### Task directions
The answer must be every line of the data that holds the word "headers".

### Provided data
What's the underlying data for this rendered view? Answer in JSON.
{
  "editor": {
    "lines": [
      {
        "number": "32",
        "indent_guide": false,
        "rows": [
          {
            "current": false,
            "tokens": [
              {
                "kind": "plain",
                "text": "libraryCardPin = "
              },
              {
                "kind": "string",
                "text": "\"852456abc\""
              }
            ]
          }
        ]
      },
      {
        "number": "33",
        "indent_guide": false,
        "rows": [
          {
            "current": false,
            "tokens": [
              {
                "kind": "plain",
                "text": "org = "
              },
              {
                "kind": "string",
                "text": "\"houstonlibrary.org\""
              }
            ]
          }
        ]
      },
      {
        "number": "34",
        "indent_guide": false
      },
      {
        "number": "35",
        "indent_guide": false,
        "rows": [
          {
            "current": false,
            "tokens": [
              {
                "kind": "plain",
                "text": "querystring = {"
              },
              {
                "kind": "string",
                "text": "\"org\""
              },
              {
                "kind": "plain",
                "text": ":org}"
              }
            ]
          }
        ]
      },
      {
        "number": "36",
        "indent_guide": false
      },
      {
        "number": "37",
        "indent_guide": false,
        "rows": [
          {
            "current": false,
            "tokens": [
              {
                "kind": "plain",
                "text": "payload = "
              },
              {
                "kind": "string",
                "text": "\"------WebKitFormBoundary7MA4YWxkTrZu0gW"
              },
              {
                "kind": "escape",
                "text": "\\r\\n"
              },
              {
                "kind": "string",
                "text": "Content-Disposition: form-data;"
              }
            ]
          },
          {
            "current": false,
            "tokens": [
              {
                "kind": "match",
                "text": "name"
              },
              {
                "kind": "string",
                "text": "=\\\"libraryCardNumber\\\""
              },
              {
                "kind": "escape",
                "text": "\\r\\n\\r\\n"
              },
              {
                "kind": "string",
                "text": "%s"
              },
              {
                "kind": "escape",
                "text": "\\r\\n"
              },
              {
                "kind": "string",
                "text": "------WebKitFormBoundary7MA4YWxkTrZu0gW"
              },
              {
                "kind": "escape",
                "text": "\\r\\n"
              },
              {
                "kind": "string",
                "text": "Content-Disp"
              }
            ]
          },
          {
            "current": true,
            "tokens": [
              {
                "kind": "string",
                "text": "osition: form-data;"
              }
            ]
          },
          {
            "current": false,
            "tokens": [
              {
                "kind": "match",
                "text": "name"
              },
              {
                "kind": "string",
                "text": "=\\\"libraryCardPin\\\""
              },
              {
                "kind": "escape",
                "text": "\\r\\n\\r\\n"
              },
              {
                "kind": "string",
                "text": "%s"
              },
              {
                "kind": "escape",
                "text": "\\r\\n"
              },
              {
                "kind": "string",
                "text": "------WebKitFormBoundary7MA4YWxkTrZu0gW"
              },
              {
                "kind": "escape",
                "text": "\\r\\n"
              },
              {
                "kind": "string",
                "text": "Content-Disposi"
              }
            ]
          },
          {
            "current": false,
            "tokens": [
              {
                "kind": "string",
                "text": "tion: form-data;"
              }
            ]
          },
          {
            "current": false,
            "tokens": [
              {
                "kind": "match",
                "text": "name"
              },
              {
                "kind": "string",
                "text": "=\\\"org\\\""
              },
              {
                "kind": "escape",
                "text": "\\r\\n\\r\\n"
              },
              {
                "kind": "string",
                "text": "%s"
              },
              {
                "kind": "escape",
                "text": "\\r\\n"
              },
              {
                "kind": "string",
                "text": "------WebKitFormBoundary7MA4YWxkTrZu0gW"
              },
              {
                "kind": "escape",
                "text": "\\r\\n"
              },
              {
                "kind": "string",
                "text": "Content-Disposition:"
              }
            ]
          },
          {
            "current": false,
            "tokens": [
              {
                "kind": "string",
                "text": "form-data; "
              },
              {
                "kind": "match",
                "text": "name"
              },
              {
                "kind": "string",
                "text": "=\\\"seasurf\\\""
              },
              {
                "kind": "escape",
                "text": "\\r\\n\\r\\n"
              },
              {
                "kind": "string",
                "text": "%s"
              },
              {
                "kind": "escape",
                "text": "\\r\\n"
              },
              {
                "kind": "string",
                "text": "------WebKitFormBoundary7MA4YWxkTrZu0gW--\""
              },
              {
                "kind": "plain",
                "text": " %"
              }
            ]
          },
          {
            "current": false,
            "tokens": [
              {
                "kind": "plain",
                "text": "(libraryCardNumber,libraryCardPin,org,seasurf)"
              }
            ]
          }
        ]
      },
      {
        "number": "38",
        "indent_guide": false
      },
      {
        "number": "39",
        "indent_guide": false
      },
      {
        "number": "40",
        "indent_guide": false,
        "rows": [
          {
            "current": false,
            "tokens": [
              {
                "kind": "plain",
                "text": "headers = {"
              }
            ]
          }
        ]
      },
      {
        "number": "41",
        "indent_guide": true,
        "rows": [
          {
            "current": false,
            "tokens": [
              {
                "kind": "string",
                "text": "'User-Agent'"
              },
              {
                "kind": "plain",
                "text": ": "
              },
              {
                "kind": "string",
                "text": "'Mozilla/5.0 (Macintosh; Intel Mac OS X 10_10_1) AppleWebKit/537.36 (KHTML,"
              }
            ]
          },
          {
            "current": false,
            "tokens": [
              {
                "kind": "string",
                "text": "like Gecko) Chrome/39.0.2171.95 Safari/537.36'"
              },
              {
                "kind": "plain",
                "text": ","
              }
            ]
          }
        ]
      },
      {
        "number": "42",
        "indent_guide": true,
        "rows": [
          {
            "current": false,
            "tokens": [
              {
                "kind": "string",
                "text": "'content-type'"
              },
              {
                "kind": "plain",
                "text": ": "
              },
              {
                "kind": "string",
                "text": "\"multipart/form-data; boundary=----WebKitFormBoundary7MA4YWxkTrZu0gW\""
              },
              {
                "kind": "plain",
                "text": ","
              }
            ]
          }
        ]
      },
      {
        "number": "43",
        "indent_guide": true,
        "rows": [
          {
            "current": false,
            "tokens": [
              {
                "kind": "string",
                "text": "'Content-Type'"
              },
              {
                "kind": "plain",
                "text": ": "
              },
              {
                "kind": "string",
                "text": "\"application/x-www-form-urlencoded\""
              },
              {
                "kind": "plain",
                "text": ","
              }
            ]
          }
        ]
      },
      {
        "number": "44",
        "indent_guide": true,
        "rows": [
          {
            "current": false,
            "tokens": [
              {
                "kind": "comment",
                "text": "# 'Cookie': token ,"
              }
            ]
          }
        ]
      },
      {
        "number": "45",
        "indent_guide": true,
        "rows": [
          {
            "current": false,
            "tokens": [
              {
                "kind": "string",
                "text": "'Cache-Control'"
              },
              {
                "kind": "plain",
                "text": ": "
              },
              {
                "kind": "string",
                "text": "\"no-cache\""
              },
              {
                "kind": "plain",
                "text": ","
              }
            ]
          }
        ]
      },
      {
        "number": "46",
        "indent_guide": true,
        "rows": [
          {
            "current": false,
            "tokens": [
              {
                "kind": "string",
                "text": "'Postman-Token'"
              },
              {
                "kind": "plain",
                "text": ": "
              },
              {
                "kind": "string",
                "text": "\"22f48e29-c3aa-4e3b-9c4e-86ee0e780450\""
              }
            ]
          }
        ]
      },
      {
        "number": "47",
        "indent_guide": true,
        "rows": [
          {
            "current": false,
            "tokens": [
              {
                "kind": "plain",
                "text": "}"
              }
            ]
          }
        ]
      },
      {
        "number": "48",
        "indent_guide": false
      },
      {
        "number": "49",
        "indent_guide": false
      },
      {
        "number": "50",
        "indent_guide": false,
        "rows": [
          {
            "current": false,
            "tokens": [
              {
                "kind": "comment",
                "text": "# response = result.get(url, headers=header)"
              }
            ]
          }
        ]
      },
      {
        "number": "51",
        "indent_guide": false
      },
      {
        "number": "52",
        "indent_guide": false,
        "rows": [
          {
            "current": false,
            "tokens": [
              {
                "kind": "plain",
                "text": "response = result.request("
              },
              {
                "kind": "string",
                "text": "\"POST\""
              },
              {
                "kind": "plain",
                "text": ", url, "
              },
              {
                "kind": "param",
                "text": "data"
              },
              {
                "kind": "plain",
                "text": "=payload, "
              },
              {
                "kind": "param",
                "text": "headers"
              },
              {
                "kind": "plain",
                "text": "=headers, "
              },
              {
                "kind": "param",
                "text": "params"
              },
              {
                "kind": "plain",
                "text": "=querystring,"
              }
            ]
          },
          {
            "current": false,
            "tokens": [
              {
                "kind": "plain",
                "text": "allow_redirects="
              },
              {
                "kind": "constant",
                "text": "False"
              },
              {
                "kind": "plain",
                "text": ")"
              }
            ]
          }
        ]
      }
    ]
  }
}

### Response area
                "text": "headers = {"
                "text": "# response = result.get(url, headers=header)"
                "text": "headers"
                "text": "=headers, "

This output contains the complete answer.